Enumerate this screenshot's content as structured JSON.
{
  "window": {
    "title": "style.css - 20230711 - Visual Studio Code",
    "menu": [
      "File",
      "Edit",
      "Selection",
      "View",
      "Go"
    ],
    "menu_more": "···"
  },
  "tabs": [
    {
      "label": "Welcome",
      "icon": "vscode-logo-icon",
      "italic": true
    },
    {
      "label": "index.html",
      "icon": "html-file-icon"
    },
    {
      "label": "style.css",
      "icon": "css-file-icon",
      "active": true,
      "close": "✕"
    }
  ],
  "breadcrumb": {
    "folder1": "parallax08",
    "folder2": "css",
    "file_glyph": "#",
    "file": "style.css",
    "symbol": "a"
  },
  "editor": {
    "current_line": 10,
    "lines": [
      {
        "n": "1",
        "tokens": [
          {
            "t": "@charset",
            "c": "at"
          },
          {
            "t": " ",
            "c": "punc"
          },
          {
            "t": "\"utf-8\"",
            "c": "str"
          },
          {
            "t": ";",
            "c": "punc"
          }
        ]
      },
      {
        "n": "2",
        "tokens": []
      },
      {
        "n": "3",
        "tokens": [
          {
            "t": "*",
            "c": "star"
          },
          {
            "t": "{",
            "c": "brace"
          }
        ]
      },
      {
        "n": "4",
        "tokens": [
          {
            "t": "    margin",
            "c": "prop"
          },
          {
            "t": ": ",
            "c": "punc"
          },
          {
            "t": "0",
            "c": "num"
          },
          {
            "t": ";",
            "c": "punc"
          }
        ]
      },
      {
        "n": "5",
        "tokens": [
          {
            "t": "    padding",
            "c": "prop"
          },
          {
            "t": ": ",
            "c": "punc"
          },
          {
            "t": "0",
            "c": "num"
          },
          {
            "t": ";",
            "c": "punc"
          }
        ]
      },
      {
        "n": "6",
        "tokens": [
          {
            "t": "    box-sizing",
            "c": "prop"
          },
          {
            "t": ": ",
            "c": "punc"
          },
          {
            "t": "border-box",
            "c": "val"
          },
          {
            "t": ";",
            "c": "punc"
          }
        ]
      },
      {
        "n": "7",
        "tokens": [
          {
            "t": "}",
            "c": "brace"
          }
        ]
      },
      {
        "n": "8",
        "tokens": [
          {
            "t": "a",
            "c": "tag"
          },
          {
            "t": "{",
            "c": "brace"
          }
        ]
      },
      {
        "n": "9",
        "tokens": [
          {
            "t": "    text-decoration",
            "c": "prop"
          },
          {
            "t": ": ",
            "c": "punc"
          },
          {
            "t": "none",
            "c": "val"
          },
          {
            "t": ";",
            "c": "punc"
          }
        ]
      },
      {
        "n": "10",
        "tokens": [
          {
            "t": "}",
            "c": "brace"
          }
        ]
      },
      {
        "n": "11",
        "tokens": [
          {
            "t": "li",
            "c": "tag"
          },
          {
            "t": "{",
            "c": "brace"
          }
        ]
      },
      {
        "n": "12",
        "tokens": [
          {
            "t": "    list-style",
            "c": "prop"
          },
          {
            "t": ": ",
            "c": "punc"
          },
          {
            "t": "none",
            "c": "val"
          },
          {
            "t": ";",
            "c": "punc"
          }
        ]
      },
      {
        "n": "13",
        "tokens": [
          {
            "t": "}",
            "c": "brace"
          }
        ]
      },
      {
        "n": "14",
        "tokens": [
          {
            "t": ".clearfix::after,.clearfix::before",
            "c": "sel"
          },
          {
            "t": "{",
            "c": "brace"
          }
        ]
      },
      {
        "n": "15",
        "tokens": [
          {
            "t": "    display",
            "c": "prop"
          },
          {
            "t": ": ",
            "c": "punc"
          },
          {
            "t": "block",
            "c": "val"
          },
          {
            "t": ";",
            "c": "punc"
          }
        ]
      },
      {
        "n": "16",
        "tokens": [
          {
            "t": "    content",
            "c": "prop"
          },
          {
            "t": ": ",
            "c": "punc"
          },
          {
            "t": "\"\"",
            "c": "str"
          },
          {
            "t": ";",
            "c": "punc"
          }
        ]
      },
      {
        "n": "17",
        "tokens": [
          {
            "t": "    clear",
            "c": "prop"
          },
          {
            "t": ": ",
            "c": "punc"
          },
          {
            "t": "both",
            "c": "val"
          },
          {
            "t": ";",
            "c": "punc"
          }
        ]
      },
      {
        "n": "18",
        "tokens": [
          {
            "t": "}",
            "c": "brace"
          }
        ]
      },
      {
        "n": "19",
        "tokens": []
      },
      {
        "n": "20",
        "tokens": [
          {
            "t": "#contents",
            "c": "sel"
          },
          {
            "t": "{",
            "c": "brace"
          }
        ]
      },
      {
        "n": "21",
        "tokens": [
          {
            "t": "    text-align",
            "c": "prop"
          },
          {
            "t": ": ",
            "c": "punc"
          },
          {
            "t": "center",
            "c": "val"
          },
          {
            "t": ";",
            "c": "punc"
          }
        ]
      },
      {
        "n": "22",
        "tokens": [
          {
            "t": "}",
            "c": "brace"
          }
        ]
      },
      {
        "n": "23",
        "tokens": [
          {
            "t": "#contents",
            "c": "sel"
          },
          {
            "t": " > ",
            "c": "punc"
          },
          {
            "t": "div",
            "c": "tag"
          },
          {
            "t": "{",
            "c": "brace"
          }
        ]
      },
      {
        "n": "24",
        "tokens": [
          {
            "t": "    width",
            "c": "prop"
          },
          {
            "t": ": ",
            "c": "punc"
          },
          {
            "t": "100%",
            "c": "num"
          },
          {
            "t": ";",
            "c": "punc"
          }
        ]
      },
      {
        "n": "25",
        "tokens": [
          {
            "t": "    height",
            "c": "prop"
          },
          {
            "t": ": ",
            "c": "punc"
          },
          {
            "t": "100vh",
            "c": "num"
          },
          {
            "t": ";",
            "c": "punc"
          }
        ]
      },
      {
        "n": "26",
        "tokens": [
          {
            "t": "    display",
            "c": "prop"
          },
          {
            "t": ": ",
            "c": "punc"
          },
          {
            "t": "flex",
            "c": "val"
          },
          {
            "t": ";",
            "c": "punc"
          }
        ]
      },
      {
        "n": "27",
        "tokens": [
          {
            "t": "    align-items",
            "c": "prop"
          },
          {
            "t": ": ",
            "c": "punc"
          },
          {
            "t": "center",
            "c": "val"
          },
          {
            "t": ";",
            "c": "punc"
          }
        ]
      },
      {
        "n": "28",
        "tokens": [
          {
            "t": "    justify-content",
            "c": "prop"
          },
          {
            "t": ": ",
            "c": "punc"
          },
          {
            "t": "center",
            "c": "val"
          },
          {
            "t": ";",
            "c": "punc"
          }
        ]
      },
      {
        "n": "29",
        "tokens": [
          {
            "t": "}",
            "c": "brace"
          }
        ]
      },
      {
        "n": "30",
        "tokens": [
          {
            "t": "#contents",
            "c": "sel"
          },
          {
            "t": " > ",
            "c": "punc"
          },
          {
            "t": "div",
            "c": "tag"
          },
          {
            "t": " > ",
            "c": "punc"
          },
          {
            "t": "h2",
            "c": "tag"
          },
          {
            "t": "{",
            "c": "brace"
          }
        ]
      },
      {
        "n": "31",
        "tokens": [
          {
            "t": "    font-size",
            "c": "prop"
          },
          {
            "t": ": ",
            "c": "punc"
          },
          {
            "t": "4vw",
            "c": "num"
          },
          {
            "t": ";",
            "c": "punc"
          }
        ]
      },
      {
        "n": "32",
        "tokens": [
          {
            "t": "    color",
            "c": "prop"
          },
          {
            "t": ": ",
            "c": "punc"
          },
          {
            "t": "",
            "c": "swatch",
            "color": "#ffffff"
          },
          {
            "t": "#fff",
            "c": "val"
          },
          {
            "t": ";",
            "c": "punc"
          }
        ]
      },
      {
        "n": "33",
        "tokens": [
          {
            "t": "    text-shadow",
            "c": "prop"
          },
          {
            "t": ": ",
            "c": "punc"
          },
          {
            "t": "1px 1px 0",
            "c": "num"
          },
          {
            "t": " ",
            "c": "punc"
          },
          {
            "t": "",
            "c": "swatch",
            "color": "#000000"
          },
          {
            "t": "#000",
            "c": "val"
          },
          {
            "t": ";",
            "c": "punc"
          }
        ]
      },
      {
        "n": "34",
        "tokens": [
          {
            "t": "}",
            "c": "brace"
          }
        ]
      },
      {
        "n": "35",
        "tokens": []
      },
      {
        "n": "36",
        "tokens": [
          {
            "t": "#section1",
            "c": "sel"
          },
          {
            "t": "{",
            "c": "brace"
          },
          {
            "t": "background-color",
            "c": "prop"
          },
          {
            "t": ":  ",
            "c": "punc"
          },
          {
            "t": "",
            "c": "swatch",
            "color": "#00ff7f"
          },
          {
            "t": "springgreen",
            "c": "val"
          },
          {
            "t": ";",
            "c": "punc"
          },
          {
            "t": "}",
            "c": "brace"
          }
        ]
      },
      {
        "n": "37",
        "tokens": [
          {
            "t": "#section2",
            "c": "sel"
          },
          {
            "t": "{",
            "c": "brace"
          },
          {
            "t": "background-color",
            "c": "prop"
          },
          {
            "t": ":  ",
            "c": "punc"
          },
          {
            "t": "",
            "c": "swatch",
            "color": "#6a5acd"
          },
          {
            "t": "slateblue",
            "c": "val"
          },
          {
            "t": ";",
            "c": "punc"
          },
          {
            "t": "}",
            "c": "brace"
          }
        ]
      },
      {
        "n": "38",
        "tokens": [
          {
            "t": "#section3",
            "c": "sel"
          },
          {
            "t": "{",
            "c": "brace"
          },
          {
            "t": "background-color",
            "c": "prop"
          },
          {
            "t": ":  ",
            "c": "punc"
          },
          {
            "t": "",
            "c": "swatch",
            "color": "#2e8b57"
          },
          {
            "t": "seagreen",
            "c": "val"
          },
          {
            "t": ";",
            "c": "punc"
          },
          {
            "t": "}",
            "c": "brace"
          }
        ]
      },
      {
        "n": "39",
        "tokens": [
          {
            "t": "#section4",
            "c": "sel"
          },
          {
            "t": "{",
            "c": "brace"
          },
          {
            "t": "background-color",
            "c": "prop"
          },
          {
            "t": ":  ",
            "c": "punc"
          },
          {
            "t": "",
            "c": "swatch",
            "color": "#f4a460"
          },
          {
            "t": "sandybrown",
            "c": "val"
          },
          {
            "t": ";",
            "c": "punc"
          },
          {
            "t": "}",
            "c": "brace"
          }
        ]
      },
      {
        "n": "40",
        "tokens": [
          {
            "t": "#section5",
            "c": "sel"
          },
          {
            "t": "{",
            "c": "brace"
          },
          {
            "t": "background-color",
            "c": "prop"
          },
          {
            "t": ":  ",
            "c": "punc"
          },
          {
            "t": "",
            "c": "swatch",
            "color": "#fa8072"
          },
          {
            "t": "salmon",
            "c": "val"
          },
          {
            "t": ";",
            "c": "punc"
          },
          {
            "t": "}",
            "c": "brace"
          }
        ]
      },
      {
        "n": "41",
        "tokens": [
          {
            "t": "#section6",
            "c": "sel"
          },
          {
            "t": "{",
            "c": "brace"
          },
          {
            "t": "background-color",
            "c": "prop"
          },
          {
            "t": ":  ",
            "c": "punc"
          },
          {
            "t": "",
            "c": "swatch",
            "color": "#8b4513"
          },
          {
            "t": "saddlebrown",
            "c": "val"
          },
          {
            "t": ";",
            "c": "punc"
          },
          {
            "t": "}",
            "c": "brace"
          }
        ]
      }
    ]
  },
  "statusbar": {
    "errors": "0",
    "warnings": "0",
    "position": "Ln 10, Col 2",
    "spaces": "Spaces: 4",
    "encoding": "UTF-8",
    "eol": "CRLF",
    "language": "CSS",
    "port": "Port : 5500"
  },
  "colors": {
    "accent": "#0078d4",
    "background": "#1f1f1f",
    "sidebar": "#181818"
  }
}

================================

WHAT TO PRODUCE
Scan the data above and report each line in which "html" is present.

WORKED SOLUTION
      "label": "index.html",
      "icon": "html-file-icon"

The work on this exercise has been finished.